── Record excerpts ──

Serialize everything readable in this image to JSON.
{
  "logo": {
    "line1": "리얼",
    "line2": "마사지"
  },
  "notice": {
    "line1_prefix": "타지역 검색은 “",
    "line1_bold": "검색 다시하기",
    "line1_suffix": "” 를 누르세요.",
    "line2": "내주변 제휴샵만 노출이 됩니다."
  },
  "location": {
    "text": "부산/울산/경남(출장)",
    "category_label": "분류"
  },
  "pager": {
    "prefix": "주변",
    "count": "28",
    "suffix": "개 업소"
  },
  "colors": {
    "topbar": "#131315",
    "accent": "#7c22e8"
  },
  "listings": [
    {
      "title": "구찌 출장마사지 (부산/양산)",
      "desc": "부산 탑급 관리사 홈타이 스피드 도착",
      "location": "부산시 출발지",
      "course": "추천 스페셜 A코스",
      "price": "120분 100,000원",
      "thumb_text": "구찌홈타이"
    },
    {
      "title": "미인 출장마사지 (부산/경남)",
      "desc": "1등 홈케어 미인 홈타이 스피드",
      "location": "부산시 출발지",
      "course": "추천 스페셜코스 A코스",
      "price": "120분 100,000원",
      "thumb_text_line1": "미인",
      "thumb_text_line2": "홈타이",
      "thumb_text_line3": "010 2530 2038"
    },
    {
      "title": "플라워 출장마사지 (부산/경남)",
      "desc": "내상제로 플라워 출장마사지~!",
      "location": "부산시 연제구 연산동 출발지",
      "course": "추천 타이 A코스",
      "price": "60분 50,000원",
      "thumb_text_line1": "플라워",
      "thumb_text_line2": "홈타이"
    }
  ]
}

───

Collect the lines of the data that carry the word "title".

      "title": "구찌 출장마사지 (부산/양산)",
      "title": "미인 출장마사지 (부산/경남)",
      "title": "플라워 출장마사지 (부산/경남)",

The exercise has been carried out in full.